TASK
Gather each line containing the string "this" from these entries.

DATA LISTING
★ ★ ★ ★ ★

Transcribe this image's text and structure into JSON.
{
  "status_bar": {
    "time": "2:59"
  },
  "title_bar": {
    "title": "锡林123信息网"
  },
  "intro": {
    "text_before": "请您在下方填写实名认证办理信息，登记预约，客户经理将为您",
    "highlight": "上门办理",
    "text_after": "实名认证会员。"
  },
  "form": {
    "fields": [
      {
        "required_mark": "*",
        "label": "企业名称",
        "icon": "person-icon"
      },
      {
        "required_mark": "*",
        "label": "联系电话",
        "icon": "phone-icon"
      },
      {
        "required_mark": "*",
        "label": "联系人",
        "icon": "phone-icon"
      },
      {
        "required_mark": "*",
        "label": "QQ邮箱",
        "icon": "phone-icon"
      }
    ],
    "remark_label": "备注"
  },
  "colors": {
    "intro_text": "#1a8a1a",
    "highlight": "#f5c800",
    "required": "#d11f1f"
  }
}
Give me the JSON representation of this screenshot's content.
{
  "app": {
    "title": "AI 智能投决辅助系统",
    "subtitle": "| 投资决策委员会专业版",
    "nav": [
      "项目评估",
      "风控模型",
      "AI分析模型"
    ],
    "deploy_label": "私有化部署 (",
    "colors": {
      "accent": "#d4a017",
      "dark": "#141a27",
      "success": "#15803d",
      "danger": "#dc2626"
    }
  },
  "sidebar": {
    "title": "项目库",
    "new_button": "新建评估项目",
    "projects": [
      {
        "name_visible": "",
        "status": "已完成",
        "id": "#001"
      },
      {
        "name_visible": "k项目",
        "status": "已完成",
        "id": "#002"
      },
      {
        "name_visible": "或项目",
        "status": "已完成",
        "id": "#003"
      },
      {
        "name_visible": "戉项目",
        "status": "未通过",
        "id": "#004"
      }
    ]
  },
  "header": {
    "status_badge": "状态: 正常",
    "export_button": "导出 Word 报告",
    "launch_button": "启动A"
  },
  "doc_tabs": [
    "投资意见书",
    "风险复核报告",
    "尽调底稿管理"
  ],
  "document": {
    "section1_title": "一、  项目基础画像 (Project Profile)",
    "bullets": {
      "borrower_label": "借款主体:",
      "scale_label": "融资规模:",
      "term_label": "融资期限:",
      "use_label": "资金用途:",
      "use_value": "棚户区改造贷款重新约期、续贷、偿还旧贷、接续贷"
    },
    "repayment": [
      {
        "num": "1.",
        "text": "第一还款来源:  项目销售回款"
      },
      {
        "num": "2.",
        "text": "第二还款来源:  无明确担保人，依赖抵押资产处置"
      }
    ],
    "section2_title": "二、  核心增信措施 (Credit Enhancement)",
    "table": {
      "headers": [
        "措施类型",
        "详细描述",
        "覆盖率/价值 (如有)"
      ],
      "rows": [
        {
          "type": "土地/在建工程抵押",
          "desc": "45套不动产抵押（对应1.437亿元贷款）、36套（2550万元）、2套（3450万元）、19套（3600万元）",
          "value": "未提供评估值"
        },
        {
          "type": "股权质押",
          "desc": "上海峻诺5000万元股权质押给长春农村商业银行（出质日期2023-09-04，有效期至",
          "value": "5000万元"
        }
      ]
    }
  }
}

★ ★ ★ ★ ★

EXERCISE OUTPUT
Transcribe this image's text and structure into JSON.
Give me the JSON representation of this screenshot's content.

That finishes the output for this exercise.